» **What is needed**
Among the entries, how many lines carry the string "icon"? Give the number and nothing else.

» **Study material**
※

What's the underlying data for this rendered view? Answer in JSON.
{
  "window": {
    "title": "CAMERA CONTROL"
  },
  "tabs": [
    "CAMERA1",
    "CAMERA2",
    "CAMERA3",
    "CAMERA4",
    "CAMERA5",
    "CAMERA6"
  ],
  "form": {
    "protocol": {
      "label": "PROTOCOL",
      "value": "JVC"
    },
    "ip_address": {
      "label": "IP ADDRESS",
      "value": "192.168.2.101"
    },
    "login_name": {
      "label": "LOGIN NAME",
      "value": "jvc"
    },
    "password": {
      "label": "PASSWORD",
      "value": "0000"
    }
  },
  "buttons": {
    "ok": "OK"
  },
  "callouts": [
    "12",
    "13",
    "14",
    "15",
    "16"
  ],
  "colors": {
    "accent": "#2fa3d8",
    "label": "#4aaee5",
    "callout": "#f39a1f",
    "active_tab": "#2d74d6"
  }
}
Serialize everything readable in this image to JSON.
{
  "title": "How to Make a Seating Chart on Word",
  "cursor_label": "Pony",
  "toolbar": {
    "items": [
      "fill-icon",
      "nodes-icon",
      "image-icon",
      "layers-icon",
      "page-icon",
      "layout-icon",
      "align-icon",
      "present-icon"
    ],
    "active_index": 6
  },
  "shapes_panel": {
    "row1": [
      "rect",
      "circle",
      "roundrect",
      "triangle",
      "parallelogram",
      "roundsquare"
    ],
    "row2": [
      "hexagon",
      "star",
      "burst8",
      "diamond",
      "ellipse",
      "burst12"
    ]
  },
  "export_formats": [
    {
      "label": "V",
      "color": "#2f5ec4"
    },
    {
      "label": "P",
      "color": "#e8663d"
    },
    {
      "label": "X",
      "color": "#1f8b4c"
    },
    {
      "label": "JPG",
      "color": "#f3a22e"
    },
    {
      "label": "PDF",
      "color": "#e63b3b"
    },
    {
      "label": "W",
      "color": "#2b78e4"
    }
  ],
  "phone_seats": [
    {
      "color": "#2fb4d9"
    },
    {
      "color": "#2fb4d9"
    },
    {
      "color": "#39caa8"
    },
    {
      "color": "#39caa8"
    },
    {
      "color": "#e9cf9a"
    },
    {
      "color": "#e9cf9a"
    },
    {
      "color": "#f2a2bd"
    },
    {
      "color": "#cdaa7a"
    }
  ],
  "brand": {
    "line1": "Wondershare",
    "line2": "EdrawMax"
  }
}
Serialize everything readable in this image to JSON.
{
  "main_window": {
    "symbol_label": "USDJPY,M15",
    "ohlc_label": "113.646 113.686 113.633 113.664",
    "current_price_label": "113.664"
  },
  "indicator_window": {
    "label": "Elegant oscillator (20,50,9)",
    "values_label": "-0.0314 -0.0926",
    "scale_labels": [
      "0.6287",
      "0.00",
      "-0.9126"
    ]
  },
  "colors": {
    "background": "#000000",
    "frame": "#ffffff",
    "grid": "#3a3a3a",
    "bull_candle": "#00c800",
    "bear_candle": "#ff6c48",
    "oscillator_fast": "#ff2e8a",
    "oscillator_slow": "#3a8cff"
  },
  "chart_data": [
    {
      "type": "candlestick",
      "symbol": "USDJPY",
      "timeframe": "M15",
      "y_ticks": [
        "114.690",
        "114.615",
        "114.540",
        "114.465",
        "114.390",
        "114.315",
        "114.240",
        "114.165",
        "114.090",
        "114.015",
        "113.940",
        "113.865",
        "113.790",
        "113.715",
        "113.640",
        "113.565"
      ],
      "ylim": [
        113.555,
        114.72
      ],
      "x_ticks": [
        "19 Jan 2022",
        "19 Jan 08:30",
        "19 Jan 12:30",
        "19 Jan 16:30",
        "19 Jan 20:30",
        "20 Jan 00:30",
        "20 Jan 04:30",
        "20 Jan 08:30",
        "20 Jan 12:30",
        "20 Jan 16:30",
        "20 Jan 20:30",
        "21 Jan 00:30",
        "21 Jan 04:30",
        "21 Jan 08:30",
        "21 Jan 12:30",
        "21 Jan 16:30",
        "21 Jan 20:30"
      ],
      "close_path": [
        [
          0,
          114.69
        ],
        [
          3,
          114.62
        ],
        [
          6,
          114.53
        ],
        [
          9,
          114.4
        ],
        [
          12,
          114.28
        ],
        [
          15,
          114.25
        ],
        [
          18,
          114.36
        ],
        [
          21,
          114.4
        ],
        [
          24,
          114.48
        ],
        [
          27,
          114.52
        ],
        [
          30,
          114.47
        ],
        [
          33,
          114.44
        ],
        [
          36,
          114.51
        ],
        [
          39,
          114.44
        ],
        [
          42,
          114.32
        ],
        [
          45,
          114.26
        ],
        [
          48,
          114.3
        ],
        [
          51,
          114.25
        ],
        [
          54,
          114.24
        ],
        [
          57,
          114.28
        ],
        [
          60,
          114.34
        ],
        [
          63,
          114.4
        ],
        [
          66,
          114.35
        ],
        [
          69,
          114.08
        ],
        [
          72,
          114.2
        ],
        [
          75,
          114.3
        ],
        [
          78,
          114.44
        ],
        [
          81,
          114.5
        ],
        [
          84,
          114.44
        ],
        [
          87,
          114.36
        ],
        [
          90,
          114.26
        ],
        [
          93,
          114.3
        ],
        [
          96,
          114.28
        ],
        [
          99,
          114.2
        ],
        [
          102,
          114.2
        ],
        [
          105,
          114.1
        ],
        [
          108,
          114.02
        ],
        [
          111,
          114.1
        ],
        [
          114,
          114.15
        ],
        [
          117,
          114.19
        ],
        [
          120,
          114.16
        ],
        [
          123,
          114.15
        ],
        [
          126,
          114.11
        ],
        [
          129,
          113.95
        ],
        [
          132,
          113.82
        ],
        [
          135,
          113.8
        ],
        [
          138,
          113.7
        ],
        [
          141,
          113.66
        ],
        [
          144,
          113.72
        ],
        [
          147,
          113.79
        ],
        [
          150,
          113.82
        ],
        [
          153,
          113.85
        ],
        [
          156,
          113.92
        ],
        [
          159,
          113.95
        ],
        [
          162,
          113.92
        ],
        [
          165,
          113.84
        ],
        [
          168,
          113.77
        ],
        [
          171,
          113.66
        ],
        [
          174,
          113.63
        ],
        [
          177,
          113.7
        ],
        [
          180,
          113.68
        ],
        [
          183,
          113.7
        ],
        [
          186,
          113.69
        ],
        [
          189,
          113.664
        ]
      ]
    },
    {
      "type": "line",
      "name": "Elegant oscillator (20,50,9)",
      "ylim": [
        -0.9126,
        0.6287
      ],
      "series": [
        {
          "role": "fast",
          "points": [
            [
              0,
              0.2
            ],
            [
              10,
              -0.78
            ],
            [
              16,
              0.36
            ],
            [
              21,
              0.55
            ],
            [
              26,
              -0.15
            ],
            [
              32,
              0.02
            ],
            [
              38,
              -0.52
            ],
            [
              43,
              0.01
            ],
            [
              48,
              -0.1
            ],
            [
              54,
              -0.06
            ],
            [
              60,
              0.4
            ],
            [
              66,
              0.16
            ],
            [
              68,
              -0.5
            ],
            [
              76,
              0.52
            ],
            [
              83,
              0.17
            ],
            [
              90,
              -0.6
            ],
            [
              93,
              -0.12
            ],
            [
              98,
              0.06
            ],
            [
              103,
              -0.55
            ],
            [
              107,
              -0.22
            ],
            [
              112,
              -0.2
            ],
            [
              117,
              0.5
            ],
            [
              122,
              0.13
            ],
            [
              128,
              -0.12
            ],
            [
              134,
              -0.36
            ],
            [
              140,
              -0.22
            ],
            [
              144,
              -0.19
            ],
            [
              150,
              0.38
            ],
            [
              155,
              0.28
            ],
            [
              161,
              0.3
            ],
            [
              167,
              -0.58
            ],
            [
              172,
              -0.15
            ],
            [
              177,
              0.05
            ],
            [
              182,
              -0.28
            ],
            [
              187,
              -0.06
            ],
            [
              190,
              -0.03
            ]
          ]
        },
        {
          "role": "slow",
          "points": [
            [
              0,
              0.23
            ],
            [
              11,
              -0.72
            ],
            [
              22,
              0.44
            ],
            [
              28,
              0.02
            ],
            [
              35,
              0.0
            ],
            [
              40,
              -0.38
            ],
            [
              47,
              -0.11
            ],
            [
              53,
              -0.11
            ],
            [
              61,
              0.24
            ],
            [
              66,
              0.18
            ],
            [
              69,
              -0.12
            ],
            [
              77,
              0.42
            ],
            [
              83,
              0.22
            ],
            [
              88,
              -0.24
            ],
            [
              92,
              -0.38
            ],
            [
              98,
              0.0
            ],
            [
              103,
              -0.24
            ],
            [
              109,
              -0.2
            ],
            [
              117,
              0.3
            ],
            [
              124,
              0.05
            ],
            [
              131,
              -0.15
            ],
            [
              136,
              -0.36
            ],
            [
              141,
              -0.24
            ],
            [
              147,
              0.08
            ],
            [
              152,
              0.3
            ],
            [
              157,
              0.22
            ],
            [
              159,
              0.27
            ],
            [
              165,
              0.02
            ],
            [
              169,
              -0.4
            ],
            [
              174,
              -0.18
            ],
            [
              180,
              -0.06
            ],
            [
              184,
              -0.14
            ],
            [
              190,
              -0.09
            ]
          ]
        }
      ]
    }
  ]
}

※

» **Solution**
8